“LaVell was like a counselor who would sit down with a player behind closed doors and discuss stuff. I think that’s why guys like Jim McMahon and guys like that always appreciated it, that he didn’t demean them in public and he didn’t act like Mr. Disciplinarian for show. His expectations were high but he didn’t have to scold you in front of people to prove a point. He was demanding, warm and gentle in his approach.”
Reynolds believes Reid has fashioned his style after Edwards and sees current BYU coach Kalani Sitake also following after his mentor.
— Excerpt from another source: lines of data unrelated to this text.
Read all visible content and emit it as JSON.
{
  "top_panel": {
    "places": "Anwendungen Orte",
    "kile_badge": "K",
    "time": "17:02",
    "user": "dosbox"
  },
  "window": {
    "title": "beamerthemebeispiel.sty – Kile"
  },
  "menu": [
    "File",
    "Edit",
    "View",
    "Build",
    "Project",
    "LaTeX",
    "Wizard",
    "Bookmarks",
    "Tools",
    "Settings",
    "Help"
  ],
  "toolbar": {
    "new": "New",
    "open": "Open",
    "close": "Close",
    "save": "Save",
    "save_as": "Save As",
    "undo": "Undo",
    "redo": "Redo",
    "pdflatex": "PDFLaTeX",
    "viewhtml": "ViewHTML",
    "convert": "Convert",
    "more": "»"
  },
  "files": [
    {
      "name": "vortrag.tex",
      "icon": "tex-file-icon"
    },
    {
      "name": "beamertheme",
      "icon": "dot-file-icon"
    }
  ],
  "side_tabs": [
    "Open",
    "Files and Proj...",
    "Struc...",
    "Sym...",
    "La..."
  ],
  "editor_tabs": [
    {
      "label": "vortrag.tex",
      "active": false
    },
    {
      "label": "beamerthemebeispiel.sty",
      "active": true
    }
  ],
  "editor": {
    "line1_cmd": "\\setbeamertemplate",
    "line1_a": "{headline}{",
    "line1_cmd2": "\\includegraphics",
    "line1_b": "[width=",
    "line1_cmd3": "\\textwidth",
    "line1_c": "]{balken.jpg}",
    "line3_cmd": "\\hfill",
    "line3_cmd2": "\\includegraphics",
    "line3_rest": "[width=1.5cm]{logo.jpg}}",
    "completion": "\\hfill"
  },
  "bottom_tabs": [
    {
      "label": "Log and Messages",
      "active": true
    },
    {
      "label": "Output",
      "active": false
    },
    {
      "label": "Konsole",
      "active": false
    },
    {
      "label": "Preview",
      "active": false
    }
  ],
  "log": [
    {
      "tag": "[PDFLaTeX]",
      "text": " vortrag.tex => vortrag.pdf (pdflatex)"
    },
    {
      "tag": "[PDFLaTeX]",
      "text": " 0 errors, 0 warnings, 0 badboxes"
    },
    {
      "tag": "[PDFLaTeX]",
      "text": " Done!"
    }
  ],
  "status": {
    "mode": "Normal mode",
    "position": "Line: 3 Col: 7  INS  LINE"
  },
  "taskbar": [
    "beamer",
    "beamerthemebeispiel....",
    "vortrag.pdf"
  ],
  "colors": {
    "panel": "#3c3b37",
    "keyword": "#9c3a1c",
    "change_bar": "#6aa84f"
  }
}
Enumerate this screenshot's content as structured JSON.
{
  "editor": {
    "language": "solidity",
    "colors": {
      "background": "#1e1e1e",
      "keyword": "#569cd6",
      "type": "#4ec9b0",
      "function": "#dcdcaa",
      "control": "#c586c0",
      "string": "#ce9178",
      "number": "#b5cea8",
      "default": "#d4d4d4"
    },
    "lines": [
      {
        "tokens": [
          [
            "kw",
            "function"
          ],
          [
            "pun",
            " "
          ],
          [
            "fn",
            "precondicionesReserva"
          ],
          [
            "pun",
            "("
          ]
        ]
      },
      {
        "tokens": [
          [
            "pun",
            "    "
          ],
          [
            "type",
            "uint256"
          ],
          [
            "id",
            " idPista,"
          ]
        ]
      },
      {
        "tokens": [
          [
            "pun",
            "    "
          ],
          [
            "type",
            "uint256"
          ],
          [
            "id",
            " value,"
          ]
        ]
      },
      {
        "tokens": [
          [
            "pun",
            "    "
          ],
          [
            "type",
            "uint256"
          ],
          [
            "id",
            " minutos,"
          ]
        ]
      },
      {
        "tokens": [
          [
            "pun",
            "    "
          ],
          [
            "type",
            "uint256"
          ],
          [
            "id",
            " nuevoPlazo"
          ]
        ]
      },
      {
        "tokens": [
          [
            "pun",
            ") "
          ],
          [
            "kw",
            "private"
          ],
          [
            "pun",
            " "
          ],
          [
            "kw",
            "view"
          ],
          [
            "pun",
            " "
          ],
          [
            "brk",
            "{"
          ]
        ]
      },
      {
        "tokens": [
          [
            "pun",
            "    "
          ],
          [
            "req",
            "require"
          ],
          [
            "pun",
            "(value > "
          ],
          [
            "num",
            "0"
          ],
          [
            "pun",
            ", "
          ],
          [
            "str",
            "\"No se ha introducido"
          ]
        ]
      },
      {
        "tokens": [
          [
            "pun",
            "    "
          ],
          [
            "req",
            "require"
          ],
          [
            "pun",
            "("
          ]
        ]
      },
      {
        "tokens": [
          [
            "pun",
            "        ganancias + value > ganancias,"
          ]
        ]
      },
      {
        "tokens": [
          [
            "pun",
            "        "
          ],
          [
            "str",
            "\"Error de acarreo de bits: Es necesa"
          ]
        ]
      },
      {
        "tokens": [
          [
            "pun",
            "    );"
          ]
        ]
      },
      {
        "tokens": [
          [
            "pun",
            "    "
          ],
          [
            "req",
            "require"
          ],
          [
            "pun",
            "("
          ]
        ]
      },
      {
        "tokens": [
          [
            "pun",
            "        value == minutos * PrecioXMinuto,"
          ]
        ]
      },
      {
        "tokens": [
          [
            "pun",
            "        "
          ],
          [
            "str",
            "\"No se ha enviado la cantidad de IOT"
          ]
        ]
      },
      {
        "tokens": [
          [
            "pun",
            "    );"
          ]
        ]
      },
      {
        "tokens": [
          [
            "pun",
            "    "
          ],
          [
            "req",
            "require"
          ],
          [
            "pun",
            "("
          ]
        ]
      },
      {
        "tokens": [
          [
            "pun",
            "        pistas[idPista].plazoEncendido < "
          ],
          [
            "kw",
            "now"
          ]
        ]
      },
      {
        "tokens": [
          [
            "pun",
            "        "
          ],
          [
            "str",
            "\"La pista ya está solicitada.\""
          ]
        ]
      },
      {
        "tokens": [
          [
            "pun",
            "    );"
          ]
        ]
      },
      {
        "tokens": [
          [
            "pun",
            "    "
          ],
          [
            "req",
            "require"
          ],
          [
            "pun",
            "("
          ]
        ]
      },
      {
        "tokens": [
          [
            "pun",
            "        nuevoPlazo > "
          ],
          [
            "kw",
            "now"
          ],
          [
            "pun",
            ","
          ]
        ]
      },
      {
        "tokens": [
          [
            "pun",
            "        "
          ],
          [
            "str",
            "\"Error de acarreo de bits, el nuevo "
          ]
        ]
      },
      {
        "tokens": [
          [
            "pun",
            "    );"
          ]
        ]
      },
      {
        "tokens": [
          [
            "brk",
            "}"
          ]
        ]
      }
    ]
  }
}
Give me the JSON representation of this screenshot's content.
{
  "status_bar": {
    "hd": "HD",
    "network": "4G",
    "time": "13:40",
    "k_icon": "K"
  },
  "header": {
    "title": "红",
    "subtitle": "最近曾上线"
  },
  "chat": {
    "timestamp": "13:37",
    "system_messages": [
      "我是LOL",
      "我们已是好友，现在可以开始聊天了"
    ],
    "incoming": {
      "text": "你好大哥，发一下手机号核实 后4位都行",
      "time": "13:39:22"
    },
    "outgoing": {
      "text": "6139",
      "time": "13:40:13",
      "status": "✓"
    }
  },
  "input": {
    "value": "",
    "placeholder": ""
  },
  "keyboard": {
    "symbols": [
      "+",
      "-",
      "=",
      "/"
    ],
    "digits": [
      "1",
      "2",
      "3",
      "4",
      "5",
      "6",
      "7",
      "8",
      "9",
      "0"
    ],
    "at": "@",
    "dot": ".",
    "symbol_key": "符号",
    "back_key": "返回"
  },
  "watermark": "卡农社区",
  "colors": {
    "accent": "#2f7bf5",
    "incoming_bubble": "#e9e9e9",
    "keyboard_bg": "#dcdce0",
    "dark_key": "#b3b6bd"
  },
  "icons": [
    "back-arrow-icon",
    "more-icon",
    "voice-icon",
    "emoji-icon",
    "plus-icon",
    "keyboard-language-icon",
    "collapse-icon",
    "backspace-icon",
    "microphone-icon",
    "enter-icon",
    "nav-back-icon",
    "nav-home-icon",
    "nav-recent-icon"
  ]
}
“Being a nice guy doesn’t mean you are a pushover. You get Andy or LaVell in a game of pingpong, pool, or golf and they’re competitive as heck. They hate to lose.
“Andy is a real good dude.”
MUST READ:— Benjamin Criddle (@CriddleBenjamin) January 24, 2020
Once upon a time, Andy Reid wanted to be a sports writer, and he actually worked for the Provo Daily Herald.
One piece he authored was entitled:
"Sir James Mcmahon of Cougarhood"
Nice work @AdamStites_#BYU #BYUFootball #ESPN960 #GoCougshttps://t.co/aziZ30EPSN pic.twitter.com/ILklQf0Mpp
The personal approach, said Reynolds, is a gift. “Part of you has to be iron in expectations and part has to be genuine and real.”
Former NFL scout John Middlekauff is more than enamored with Reid as a tactician, play-caller and coach headed to the Super Bowl.
Writing for The Athletic, Middlekauff confirmed the magic that is Reid.
“It was Reid who went down to Eagles executive Howie Roseman’s office to recommend interviewing me after Pat Hill called him on my behalf,” wrote Middlekauff.
“It was Reid who had me over to his house on Thanksgiving when I had nowhere to go in Philadelphia. To this day, he’s still always available when I have questions about players, coaches, topics in the NFL. So when you’ve read glowing things said about him over the years, I can vouch for it all being true. He might be the most universally respected person in a league whose power brokers can be hit-or-miss when it comes to personal character. He’s just a top-notch person.”